US5006224 *Jun 5, 1989Apr 9, 1991Shell Oil CompanyStart-up of a hydrorefining process
US5008003 *Jun 5, 1989Apr 16, 1991Shell Oil CompanyStart-up of a hydrorefining process
US5062943 *Oct 4, 1990Nov 5, 1991Mobil Oil CorporationModification of bifunctional catalyst activity in hydroprocessing
US8123934Jun 18, 2008Feb 28, 2012Chevron U.S.A., Inc.System and method for pretreatment of solid carbonaceous material
Classifications
U.S. Classification208/216.00R, 208/251.00H, 208/254.00H
International ClassificationC10G49/24
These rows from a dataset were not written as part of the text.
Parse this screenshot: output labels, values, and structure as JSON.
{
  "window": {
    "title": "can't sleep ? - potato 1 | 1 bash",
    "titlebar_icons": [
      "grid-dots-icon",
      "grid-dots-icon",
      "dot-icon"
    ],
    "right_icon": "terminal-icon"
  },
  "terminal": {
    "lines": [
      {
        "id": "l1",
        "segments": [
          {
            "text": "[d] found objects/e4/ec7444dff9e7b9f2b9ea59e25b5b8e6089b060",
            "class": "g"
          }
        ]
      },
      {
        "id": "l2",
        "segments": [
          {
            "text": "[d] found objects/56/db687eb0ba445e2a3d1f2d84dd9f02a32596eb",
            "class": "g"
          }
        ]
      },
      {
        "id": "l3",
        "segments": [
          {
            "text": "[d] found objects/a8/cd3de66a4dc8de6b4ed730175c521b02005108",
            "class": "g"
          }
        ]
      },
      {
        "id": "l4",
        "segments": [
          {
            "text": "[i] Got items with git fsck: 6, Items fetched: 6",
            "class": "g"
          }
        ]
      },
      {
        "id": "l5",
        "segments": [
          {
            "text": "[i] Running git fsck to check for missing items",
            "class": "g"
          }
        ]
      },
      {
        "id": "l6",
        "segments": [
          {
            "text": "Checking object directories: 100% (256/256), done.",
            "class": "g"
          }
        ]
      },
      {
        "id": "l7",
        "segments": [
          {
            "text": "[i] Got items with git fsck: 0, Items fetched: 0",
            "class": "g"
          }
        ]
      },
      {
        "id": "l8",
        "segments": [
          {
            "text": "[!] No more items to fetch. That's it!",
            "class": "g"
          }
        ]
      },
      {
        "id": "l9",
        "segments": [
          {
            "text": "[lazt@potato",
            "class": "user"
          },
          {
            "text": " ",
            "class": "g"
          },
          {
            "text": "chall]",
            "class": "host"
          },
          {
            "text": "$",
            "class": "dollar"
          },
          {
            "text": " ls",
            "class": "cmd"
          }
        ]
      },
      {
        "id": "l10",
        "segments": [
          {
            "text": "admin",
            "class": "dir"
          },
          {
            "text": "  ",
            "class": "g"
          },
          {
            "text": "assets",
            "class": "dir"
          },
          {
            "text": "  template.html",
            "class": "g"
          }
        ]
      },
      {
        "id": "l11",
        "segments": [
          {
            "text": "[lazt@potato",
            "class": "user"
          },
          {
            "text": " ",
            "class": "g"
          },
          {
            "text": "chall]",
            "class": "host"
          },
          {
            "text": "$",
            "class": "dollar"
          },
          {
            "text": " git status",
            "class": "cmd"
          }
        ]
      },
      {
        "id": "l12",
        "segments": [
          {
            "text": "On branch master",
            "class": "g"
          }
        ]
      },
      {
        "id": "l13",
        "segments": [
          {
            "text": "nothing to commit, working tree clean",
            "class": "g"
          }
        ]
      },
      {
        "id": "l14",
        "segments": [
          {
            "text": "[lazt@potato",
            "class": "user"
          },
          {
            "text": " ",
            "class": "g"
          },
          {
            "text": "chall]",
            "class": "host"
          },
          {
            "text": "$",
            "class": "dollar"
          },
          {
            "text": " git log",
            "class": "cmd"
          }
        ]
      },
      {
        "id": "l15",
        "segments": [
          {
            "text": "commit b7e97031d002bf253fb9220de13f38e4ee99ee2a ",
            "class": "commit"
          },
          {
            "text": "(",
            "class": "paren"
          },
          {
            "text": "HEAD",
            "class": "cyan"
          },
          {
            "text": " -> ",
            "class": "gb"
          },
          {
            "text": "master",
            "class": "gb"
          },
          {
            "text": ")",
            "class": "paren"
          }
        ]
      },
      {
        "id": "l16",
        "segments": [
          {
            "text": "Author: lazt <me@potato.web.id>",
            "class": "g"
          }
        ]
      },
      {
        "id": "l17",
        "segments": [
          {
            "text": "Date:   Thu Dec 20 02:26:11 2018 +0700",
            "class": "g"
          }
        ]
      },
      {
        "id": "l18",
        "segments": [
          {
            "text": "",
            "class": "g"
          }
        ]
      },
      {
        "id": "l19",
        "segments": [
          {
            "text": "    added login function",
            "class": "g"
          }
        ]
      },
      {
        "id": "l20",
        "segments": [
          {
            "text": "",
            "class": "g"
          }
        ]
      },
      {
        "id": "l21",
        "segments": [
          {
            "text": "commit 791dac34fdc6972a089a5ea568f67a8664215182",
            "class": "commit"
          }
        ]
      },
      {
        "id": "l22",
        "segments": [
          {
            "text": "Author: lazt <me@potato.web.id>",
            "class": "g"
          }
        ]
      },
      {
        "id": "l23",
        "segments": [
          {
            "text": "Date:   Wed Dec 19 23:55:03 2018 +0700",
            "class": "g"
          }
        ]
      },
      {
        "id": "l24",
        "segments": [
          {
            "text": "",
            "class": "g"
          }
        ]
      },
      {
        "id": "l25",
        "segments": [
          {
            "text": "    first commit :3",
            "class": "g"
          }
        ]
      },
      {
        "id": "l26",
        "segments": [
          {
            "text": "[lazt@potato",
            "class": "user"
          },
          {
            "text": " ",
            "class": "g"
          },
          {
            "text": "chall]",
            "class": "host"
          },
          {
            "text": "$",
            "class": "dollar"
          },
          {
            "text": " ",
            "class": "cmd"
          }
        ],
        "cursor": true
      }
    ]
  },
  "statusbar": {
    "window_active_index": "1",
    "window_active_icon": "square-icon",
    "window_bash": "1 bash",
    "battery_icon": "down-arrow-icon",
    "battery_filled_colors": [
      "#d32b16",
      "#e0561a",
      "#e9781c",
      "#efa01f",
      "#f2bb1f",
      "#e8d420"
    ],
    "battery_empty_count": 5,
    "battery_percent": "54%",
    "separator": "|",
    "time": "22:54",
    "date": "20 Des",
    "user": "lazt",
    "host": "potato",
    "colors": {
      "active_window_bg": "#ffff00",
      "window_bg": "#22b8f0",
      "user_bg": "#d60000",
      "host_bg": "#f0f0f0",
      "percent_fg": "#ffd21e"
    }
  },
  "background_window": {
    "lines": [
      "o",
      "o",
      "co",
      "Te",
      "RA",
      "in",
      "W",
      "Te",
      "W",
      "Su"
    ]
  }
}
Cooperative ClassificationC10G49/24
European ClassificationC10G49/24
Legal Events
DateCodeEventDescription
Feb 9, 1993FPExpired due to failure to pay maintenance fee
Effective date: 19921129
Nov 29, 1992LAPSLapse for failure to pay maintenance fees
Jul 2, 1992REMIMaintenance fee reminder mailed
Feb 14, 1989FPExpired due to failure to pay maintenance fee
Effective date: 19881127
Nov 27, 1988REINReinstatement after maintenance fee payment confirmed
Jun 28, 1988REMIMaintenance fee reminder mailed
Sep 17, 1984ASAssignment
Owner name: EXXON RESEARCH AND ENGINEERING COMPANY A CORP OF D
Free format text: ASSIGNMENT OF ASSIGNORS INTEREST.;ASSIGNOR:BICEROGLU, OMER;REEL/FRAME:004300/0445
Effective date: 19830120